::: Records for the exercise :::
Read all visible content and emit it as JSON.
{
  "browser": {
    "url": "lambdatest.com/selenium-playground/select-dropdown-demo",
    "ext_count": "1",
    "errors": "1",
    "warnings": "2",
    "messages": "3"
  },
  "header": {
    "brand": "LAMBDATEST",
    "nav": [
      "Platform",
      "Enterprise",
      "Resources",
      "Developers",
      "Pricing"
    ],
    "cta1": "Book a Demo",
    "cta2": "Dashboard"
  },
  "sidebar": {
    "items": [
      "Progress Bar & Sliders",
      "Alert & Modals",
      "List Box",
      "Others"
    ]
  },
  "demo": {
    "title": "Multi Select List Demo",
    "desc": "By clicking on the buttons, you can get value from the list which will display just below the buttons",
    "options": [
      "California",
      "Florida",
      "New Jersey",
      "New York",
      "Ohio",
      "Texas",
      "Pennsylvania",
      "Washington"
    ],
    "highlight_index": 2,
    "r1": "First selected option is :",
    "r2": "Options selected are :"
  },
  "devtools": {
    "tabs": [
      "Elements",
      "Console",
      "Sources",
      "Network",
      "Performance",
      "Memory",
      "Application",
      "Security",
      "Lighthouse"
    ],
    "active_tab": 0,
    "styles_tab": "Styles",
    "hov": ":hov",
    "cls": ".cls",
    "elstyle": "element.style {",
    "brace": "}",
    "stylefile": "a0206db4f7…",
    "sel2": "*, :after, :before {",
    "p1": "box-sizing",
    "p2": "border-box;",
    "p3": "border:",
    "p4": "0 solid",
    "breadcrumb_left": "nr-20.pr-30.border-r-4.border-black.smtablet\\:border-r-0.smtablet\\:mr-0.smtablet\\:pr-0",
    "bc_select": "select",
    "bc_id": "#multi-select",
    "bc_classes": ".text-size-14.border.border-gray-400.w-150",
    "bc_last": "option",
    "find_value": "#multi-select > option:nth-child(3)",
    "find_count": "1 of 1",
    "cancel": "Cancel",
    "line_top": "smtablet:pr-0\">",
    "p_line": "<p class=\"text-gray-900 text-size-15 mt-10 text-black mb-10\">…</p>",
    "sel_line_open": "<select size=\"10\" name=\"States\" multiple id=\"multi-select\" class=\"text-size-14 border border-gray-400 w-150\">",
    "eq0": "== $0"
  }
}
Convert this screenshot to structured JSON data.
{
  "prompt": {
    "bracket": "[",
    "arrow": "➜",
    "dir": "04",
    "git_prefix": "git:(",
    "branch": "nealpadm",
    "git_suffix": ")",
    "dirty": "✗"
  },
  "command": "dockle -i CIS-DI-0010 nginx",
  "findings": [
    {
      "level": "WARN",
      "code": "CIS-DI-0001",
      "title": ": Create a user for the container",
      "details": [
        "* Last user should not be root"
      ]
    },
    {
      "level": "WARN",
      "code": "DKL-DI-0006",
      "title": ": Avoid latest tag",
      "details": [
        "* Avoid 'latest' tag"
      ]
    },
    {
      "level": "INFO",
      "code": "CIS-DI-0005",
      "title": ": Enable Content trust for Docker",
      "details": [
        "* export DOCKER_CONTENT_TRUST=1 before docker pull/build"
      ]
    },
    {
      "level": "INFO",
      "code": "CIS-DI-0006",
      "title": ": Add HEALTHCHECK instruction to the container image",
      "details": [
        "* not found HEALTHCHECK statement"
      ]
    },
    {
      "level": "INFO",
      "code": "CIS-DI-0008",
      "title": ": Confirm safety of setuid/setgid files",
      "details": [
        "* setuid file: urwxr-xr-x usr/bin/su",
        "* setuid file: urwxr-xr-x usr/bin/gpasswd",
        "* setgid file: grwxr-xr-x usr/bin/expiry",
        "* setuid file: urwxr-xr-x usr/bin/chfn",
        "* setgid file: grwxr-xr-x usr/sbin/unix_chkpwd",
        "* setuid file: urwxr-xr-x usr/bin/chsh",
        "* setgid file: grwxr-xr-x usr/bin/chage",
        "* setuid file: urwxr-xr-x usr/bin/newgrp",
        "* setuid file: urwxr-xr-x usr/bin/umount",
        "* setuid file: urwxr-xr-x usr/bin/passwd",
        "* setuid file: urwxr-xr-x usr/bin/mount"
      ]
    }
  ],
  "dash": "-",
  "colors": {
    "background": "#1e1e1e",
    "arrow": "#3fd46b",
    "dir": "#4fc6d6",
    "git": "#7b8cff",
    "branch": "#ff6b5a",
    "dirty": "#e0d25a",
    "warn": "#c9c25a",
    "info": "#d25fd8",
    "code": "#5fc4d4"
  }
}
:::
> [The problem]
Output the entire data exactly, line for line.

> [Solved problem]
Read all visible content and emit it as JSON.
{
  "browser": {
    "url": "lambdatest.com/selenium-playground/select-dropdown-demo",
    "ext_count": "1",
    "errors": "1",
    "warnings": "2",
    "messages": "3"
  },
  "header": {
    "brand": "LAMBDATEST",
    "nav": [
      "Platform",
      "Enterprise",
      "Resources",
      "Developers",
      "Pricing"
    ],
    "cta1": "Book a Demo",
    "cta2": "Dashboard"
  },
  "sidebar": {
    "items": [
      "Progress Bar & Sliders",
      "Alert & Modals",
      "List Box",
      "Others"
    ]
  },
  "demo": {
    "title": "Multi Select List Demo",
    "desc": "By clicking on the buttons, you can get value from the list which will display just below the buttons",
    "options": [
      "California",
      "Florida",
      "New Jersey",
      "New York",
      "Ohio",
      "Texas",
      "Pennsylvania",
      "Washington"
    ],
    "highlight_index": 2,
    "r1": "First selected option is :",
    "r2": "Options selected are :"
  },
  "devtools": {
    "tabs": [
      "Elements",
      "Console",
      "Sources",
      "Network",
      "Performance",
      "Memory",
      "Application",
      "Security",
      "Lighthouse"
    ],
    "active_tab": 0,
    "styles_tab": "Styles",
    "hov": ":hov",
    "cls": ".cls",
    "elstyle": "element.style {",
    "brace": "}",
    "stylefile": "a0206db4f7…",
    "sel2": "*, :after, :before {",
    "p1": "box-sizing",
    "p2": "border-box;",
    "p3": "border:",
    "p4": "0 solid",
    "breadcrumb_left": "nr-20.pr-30.border-r-4.border-black.smtablet\\:border-r-0.smtablet\\:mr-0.smtablet\\:pr-0",
    "bc_select": "select",
    "bc_id": "#multi-select",
    "bc_classes": ".text-size-14.border.border-gray-400.w-150",
    "bc_last": "option",
    "find_value": "#multi-select > option:nth-child(3)",
    "find_count": "1 of 1",
    "cancel": "Cancel",
    "line_top": "smtablet:pr-0\">",
    "p_line": "<p class=\"text-gray-900 text-size-15 mt-10 text-black mb-10\">…</p>",
    "sel_line_open": "<select size=\"10\" name=\"States\" multiple id=\"multi-select\" class=\"text-size-14 border border-gray-400 w-150\">",
    "eq0": "== $0"
  }
}
Convert this screenshot to structured JSON data.
{
  "prompt": {
    "bracket": "[",
    "arrow": "➜",
    "dir": "04",
    "git_prefix": "git:(",
    "branch": "nealpadm",
    "git_suffix": ")",
    "dirty": "✗"
  },
  "command": "dockle -i CIS-DI-0010 nginx",
  "findings": [
    {
      "level": "WARN",
      "code": "CIS-DI-0001",
      "title": ": Create a user for the container",
      "details": [
        "* Last user should not be root"
      ]
    },
    {
      "level": "WARN",
      "code": "DKL-DI-0006",
      "title": ": Avoid latest tag",
      "details": [
        "* Avoid 'latest' tag"
      ]
    },
    {
      "level": "INFO",
      "code": "CIS-DI-0005",
      "title": ": Enable Content trust for Docker",
      "details": [
        "* export DOCKER_CONTENT_TRUST=1 before docker pull/build"
      ]
    },
    {
      "level": "INFO",
      "code": "CIS-DI-0006",
      "title": ": Add HEALTHCHECK instruction to the container image",
      "details": [
        "* not found HEALTHCHECK statement"
      ]
    },
    {
      "level": "INFO",
      "code": "CIS-DI-0008",
      "title": ": Confirm safety of setuid/setgid files",
      "details": [
        "* setuid file: urwxr-xr-x usr/bin/su",
        "* setuid file: urwxr-xr-x usr/bin/gpasswd",
        "* setgid file: grwxr-xr-x usr/bin/expiry",
        "* setuid file: urwxr-xr-x usr/bin/chfn",
        "* setgid file: grwxr-xr-x usr/sbin/unix_chkpwd",
        "* setuid file: urwxr-xr-x usr/bin/chsh",
        "* setgid file: grwxr-xr-x usr/bin/chage",
        "* setuid file: urwxr-xr-x usr/bin/newgrp",
        "* setuid file: urwxr-xr-x usr/bin/umount",
        "* setuid file: urwxr-xr-x usr/bin/passwd",
        "* setuid file: urwxr-xr-x usr/bin/mount"
      ]
    }
  ],
  "dash": "-",
  "colors": {
    "background": "#1e1e1e",
    "arrow": "#3fd46b",
    "dir": "#4fc6d6",
    "git": "#7b8cff",
    "branch": "#ff6b5a",
    "dirty": "#e0d25a",
    "warn": "#c9c25a",
    "info": "#d25fd8",
    "code": "#5fc4d4"
  }
}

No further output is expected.